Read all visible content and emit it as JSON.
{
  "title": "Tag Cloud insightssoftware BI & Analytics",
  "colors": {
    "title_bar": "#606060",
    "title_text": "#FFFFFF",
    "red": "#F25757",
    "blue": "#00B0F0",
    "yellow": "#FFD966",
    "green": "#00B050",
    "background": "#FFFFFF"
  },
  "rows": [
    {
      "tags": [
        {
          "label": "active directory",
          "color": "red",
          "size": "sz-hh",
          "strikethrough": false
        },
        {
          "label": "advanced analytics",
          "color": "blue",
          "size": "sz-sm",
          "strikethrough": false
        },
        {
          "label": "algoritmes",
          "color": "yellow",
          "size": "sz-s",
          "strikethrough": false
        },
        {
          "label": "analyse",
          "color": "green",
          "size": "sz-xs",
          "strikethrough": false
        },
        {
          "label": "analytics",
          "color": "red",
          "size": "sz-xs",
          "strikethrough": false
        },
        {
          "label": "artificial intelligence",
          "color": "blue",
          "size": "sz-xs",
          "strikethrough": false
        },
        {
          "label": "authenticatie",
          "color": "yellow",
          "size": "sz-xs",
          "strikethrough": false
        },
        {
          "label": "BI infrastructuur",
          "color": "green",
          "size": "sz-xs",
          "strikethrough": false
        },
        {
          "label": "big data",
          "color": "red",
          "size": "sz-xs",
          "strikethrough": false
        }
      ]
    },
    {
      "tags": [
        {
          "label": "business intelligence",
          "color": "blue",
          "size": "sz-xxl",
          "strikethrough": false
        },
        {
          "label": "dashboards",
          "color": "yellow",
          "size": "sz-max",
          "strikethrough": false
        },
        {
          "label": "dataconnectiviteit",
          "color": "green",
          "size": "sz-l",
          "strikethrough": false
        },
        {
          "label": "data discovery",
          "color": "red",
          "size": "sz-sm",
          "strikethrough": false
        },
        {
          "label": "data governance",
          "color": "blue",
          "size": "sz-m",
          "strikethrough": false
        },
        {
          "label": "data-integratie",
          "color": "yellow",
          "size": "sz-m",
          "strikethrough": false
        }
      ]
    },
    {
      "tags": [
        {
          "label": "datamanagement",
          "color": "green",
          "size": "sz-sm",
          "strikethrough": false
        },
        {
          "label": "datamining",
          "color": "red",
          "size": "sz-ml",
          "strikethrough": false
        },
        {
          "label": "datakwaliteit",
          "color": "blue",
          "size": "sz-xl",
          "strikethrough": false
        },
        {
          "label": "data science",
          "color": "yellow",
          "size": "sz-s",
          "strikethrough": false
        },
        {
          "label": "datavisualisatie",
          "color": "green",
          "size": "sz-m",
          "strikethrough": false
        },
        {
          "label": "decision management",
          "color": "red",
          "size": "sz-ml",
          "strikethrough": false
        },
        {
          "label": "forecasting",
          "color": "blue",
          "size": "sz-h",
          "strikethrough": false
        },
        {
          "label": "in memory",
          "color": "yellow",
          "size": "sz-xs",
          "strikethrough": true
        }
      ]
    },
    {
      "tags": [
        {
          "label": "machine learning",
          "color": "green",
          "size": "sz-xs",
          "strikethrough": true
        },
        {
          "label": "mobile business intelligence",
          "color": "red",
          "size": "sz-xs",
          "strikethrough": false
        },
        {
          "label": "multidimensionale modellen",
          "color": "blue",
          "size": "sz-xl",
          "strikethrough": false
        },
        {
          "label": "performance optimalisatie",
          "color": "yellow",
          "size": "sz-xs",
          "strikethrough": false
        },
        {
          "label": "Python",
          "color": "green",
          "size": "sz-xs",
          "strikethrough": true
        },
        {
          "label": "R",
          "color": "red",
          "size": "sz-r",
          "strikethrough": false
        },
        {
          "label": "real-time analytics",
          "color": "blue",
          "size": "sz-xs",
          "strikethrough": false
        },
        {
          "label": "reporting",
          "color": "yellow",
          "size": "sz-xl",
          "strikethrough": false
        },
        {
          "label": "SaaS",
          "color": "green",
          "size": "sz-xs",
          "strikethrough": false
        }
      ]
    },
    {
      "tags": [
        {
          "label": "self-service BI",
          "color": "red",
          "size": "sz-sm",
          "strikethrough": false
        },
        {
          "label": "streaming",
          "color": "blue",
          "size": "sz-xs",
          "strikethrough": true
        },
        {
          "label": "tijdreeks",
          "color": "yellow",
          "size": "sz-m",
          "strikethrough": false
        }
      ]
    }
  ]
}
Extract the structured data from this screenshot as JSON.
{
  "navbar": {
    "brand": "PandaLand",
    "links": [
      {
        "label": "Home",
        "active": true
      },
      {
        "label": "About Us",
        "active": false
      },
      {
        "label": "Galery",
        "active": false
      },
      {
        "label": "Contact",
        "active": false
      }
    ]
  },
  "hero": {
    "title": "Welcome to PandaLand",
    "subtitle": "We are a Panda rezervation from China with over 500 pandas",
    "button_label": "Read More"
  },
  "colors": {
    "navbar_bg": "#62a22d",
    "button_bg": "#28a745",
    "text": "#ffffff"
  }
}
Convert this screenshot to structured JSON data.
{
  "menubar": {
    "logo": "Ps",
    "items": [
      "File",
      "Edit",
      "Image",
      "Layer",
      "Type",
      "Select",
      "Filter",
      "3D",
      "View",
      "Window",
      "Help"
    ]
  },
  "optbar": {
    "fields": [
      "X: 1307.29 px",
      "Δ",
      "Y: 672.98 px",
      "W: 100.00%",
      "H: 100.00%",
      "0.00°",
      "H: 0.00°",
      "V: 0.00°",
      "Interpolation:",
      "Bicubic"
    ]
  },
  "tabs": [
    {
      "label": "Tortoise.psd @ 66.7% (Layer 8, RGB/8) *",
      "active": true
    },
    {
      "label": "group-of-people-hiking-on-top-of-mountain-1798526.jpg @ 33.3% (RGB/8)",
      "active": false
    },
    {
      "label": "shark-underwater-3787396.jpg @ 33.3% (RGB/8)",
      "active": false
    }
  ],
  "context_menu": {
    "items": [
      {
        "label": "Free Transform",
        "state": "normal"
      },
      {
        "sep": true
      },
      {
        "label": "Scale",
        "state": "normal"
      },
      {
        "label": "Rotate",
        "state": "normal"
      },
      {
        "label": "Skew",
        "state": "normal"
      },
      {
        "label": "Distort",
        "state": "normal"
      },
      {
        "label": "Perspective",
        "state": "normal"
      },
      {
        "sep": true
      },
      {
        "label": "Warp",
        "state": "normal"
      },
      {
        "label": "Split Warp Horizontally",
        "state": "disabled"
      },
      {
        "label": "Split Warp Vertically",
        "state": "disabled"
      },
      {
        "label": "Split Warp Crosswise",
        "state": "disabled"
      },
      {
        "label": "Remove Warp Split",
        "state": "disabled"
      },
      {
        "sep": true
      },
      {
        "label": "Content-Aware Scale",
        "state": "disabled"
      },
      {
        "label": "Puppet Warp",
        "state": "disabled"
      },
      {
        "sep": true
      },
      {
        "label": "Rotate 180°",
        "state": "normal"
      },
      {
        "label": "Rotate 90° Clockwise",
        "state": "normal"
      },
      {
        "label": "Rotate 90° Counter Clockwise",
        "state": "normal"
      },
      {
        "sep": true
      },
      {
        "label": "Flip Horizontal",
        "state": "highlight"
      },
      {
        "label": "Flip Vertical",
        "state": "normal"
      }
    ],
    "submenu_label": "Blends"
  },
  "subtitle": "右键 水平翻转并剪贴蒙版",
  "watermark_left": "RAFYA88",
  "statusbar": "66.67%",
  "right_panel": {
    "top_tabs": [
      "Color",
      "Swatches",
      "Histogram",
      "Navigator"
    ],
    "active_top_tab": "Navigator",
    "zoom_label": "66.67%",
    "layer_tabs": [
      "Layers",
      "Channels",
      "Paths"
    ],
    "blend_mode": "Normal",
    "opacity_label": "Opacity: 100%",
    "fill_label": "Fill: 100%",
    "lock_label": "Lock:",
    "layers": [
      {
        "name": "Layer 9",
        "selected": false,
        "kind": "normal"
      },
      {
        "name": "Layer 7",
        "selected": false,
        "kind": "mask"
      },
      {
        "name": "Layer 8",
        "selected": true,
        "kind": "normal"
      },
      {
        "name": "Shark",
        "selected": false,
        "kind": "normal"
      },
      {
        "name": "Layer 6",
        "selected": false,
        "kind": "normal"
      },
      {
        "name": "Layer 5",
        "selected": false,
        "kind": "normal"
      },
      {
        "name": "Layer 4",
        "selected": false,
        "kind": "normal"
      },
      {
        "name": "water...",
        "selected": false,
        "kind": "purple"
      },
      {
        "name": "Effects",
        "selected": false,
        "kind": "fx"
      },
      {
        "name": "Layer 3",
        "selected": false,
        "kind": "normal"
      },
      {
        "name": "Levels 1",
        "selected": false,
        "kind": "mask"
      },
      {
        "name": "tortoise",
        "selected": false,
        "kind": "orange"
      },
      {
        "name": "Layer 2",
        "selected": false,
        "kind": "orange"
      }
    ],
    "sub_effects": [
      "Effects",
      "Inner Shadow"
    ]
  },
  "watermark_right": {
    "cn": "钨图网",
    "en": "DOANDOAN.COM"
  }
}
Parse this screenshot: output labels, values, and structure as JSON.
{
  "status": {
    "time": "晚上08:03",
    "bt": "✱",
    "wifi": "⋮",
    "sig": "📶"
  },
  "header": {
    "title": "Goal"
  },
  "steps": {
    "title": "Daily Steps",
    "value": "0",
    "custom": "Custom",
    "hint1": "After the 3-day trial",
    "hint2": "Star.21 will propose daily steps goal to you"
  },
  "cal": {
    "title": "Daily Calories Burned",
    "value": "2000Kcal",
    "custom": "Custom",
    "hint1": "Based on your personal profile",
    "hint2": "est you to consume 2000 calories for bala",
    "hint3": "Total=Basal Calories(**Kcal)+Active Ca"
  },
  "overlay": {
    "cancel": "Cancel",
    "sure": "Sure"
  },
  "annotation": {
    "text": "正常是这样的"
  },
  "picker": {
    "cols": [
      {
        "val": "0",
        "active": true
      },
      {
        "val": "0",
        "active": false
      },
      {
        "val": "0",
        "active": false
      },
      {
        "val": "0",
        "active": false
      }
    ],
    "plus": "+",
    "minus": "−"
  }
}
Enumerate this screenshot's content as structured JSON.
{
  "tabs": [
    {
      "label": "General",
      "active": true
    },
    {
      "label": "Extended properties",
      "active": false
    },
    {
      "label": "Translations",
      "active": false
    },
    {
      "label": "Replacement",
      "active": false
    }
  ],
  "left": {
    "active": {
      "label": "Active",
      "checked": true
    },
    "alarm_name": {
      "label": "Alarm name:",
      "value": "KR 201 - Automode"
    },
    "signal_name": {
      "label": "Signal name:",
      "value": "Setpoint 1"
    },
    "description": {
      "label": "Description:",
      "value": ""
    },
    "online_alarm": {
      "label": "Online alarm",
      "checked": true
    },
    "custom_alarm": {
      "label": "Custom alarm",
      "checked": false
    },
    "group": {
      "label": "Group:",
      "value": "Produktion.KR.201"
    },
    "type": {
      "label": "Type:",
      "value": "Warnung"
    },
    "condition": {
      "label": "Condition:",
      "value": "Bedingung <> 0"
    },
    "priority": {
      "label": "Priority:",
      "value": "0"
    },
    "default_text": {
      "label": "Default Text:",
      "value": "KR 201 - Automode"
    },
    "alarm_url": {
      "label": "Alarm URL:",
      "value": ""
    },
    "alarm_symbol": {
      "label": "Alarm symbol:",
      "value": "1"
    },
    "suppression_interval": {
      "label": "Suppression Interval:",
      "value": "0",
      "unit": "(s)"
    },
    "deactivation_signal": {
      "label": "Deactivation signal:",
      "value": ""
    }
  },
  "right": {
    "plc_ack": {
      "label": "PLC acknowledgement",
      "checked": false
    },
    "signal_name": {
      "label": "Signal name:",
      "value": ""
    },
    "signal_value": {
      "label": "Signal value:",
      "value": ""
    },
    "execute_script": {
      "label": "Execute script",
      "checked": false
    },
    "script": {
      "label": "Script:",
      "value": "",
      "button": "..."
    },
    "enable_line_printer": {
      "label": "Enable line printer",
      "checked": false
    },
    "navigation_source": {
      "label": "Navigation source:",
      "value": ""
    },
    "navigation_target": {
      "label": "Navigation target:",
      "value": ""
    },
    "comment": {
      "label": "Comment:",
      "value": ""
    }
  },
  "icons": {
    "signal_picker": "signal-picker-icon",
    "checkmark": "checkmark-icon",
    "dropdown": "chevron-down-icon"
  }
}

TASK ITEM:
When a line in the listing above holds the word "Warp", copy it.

EXERCISE RESPONSE:
        "label": "Warp",
        "label": "Split Warp Horizontally",
        "label": "Split Warp Vertically",
        "label": "Split Warp Crosswise",
        "label": "Remove Warp Split",
        "label": "Puppet Warp",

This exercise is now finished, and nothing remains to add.